Wendel Steavenson in The New Yorker:
Fifty-one dead at dawn. A doctor who said he preferred not to give his name lives in an apartment building that overlooks the Republican Guard barracks in
Cairo. He told me he woke for the dawn prayer before 4 A.M. Shortly afterward, he heard gunfire and went onto his neighbor’s balcony for a better view.
“I saw that the Army retreated about ten metres and began to fire
tear-gas cannisters, about ten or fifteen of them,” he said. “I couldn’t
see if the other side [the protesters] was shooting, but I heard people
through megaphones encouraging jihad. Then I saw four to six
motorcycles coming from the direction of the Rabaa intersection to the
Republican Guard barracks. Some people were still praying, some were
not, because the dawn prayer had finished by then. The men on the
motorcycles were all masked, and it was hard to see them through the
dark and the tear-gas smoke, but they seemed to be shooting, they were
coming from behind the protesters, so they were shooting toward the
protesters and the Army. Then the Army started firing. And the
protestors were firing. I saw firing from both sides.” As for details,
though—what they were firing, whether it was one or two protesters or
something more organized—he said that it was dark and that he couldn’t exactly tell.
Sarah Carr on Mada Masr:
So my position on events pre-June 30 has not been changed by events
since: The Muslim Brotherhood should have been left to fail as they had
not (yet) committed an act justifying Morsi’s removal by the military.
The price Egypt has paid and will pay for the consequences of this
decision are too high. It has created a generation of Islamists who
genuinely believe that democracy does not include them. The post-June 30
fallout reaffirms this belief, especially with Islamist channels and
newspapers closed down, as well as leaders detained and held
incommunicado, apparently pursuant to an executive decision. For 30
years, Mubarak told them that due process is not for them, and a popular
revolution is confirming that. It is Egyptian society that will pay the

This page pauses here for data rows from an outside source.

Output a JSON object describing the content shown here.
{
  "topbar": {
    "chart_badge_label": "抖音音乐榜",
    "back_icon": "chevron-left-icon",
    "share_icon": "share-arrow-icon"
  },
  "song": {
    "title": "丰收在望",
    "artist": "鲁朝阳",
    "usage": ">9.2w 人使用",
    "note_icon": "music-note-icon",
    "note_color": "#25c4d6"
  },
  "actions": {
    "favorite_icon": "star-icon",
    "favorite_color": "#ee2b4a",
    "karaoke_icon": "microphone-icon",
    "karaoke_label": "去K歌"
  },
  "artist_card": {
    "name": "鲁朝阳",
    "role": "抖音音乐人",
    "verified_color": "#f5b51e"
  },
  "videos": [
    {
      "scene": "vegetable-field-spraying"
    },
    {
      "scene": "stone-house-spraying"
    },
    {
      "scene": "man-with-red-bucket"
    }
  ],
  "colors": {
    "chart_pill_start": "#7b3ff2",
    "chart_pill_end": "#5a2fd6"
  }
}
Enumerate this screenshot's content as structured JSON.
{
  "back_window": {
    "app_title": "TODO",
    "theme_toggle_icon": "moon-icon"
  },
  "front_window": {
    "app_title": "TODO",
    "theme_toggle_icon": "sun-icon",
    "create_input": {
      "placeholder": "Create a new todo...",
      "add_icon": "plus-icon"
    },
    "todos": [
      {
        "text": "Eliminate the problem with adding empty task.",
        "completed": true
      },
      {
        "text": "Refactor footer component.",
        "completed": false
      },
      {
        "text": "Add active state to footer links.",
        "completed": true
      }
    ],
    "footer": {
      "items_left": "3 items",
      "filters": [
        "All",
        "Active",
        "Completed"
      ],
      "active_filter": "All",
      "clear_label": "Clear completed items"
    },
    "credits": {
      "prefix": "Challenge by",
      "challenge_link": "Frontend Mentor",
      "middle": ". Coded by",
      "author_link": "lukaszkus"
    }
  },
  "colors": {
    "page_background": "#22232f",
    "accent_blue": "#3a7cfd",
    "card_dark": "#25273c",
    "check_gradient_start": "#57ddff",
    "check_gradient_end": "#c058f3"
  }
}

price of the grievances this causes, and the fact that, with a silenced
media and no coverage from independent outlets, they have been left
with virtually no channels to get their voice heard.